Data about app and page elements:
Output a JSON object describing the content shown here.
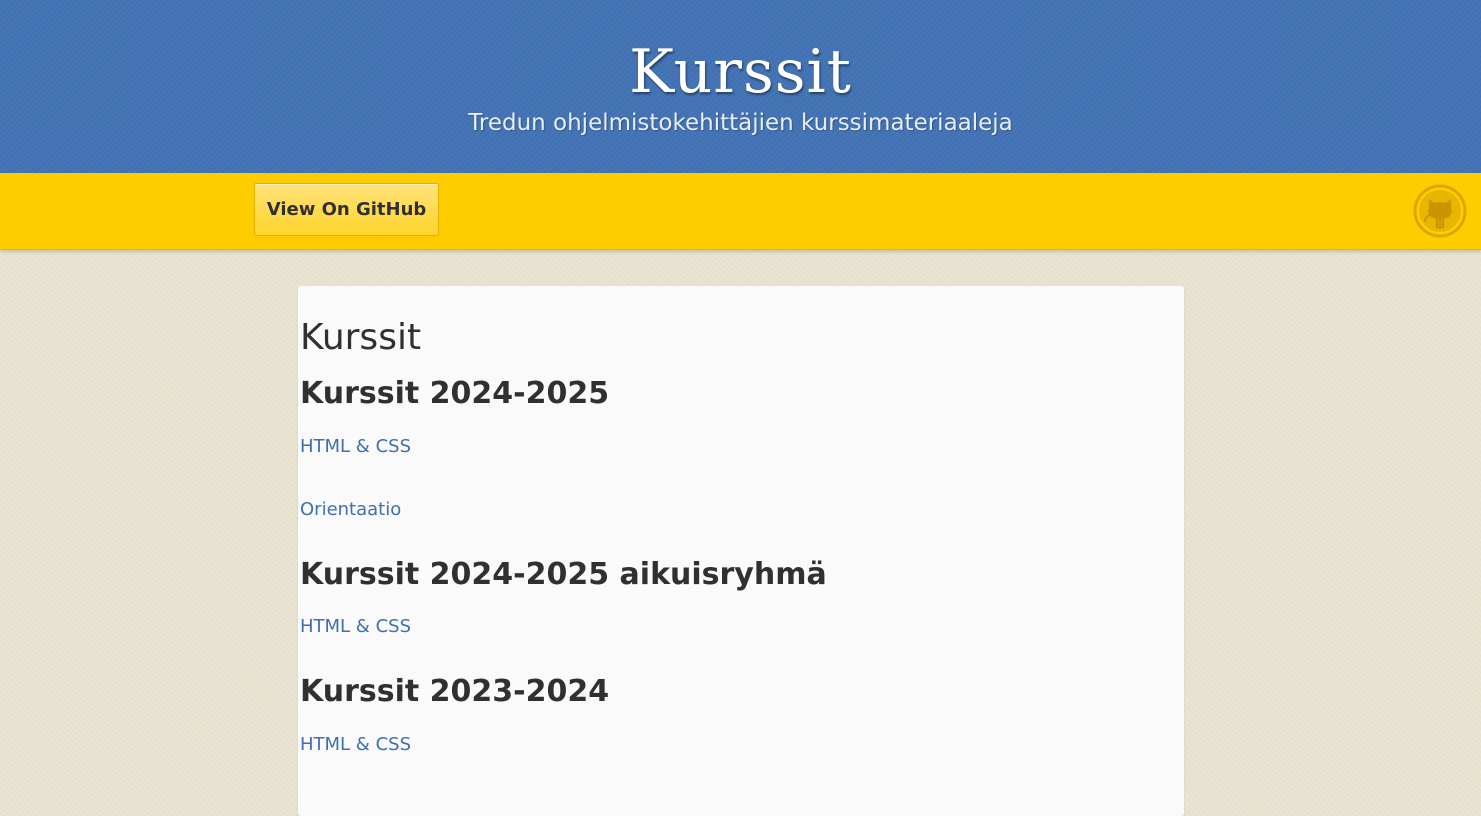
{
  "header": {
    "title": "Kurssit",
    "tagline": "Tredun ohjelmistokehittäjien kurssimateriaaleja"
  },
  "ribbon": {
    "github_button_label": "View On GitHub",
    "octocat_icon": "github-octocat-icon"
  },
  "main": {
    "page_heading": "Kurssit",
    "sections": [
      {
        "heading": "Kurssit 2024-2025",
        "links": [
          "HTML & CSS",
          "Orientaatio"
        ]
      },
      {
        "heading": "Kurssit 2024-2025 aikuisryhmä",
        "links": [
          "HTML & CSS"
        ]
      },
      {
        "heading": "Kurssit 2023-2024",
        "links": [
          "HTML & CSS"
        ]
      }
    ]
  },
  "colors": {
    "header_blue": "#4273b5",
    "ribbon_yellow": "#ffcc00",
    "link_blue": "#3d6fb1",
    "background_beige": "#eae4d1"
  }
}
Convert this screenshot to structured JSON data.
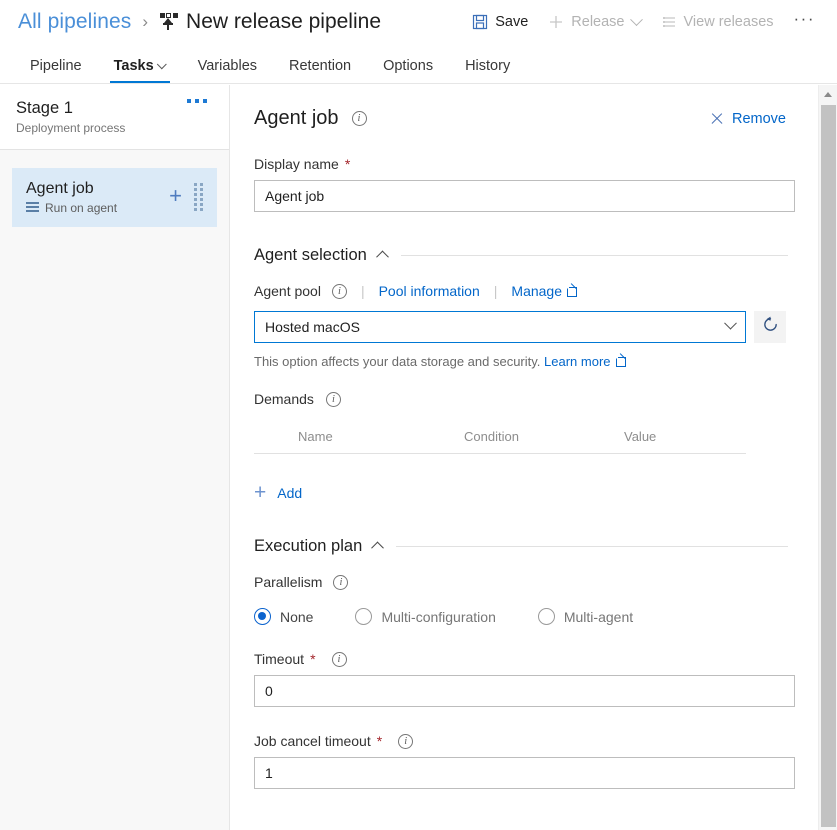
{
  "header": {
    "breadcrumb_link": "All pipelines",
    "breadcrumb_separator": "›",
    "pipeline_icon": "release-pipeline-icon",
    "title": "New release pipeline",
    "actions": {
      "save": "Save",
      "release": "Release",
      "view_releases": "View releases",
      "more": "···"
    }
  },
  "tabs": [
    {
      "label": "Pipeline",
      "active": false,
      "has_chevron": false
    },
    {
      "label": "Tasks",
      "active": true,
      "has_chevron": true
    },
    {
      "label": "Variables",
      "active": false,
      "has_chevron": false
    },
    {
      "label": "Retention",
      "active": false,
      "has_chevron": false
    },
    {
      "label": "Options",
      "active": false,
      "has_chevron": false
    },
    {
      "label": "History",
      "active": false,
      "has_chevron": false
    }
  ],
  "sidebar": {
    "stage": {
      "title": "Stage 1",
      "subtitle": "Deployment process",
      "menu_icon": "ellipsis-icon"
    },
    "jobs": [
      {
        "title": "Agent job",
        "subtitle": "Run on agent",
        "selected": true,
        "add_icon": "plus-icon",
        "drag_icon": "drag-handle-icon"
      }
    ]
  },
  "main": {
    "panel_title": "Agent job",
    "remove_label": "Remove",
    "display_name": {
      "label": "Display name",
      "required": "*",
      "value": "Agent job"
    },
    "agent_selection": {
      "section_title": "Agent selection",
      "agent_pool_label": "Agent pool",
      "pool_information_link": "Pool information",
      "manage_link": "Manage",
      "separator": "|",
      "selected_pool": "Hosted macOS",
      "refresh_icon": "refresh-icon",
      "note_text": "This option affects your data storage and security.",
      "note_link": "Learn more"
    },
    "demands": {
      "label": "Demands",
      "columns": [
        "Name",
        "Condition",
        "Value"
      ],
      "rows": [],
      "add_label": "Add"
    },
    "execution_plan": {
      "section_title": "Execution plan",
      "parallelism_label": "Parallelism",
      "options": [
        {
          "label": "None",
          "selected": true
        },
        {
          "label": "Multi-configuration",
          "selected": false
        },
        {
          "label": "Multi-agent",
          "selected": false
        }
      ],
      "timeout": {
        "label": "Timeout",
        "required": "*",
        "value": "0"
      },
      "job_cancel_timeout": {
        "label": "Job cancel timeout",
        "required": "*",
        "value": "1"
      }
    }
  },
  "colors": {
    "accent": "#0078d4",
    "link": "#0366c9",
    "selected_row": "#dbeaf7",
    "required_marker": "#a4262c"
  }
}
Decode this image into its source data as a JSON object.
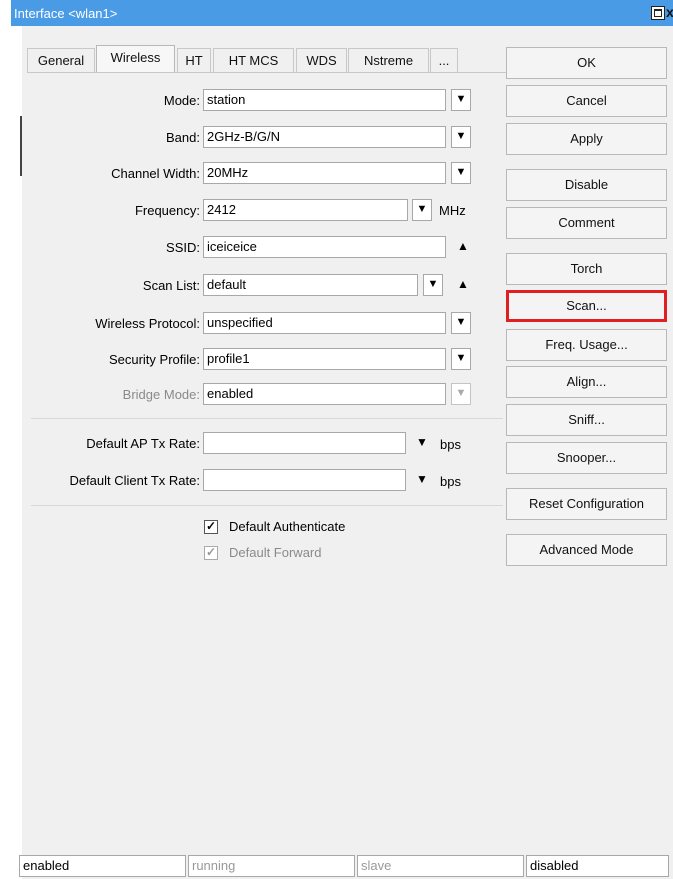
{
  "window": {
    "title": "Interface <wlan1>"
  },
  "tabs": [
    {
      "label": "General"
    },
    {
      "label": "Wireless",
      "active": true
    },
    {
      "label": "HT"
    },
    {
      "label": "HT MCS"
    },
    {
      "label": "WDS"
    },
    {
      "label": "Nstreme"
    },
    {
      "label": "..."
    }
  ],
  "form": {
    "mode": {
      "label": "Mode:",
      "value": "station"
    },
    "band": {
      "label": "Band:",
      "value": "2GHz-B/G/N"
    },
    "channel_width": {
      "label": "Channel Width:",
      "value": "20MHz"
    },
    "frequency": {
      "label": "Frequency:",
      "value": "2412",
      "unit": "MHz"
    },
    "ssid": {
      "label": "SSID:",
      "value": "iceiceice"
    },
    "scan_list": {
      "label": "Scan List:",
      "value": "default"
    },
    "wireless_protocol": {
      "label": "Wireless Protocol:",
      "value": "unspecified"
    },
    "security_profile": {
      "label": "Security Profile:",
      "value": "profile1"
    },
    "bridge_mode": {
      "label": "Bridge Mode:",
      "value": "enabled"
    },
    "default_ap_tx_rate": {
      "label": "Default AP Tx Rate:",
      "value": "",
      "unit": "bps"
    },
    "default_client_tx_rate": {
      "label": "Default Client Tx Rate:",
      "value": "",
      "unit": "bps"
    },
    "default_authenticate": {
      "label": "Default Authenticate",
      "checked": true
    },
    "default_forward": {
      "label": "Default Forward",
      "checked": true,
      "disabled": true
    }
  },
  "buttons": {
    "ok": "OK",
    "cancel": "Cancel",
    "apply": "Apply",
    "disable": "Disable",
    "comment": "Comment",
    "torch": "Torch",
    "scan": "Scan...",
    "freq_usage": "Freq. Usage...",
    "align": "Align...",
    "sniff": "Sniff...",
    "snooper": "Snooper...",
    "reset_configuration": "Reset Configuration",
    "advanced_mode": "Advanced Mode"
  },
  "statusbar": {
    "enabled": "enabled",
    "running": "running",
    "slave": "slave",
    "disabled": "disabled"
  },
  "colors": {
    "titlebar": "#4a9be6",
    "highlight": "#e02020"
  },
  "icons": {
    "dropdown": "dropdown-arrow-icon",
    "collapse": "up-arrow-icon",
    "checkbox": "checkmark-icon"
  }
}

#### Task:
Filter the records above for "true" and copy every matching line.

#### Task answer:
      "active": true,
      "has_chevron": true
        "selected": true,
          "selected": true
      "active": true
      "checked": true
      "checked": true,
      "disabled": true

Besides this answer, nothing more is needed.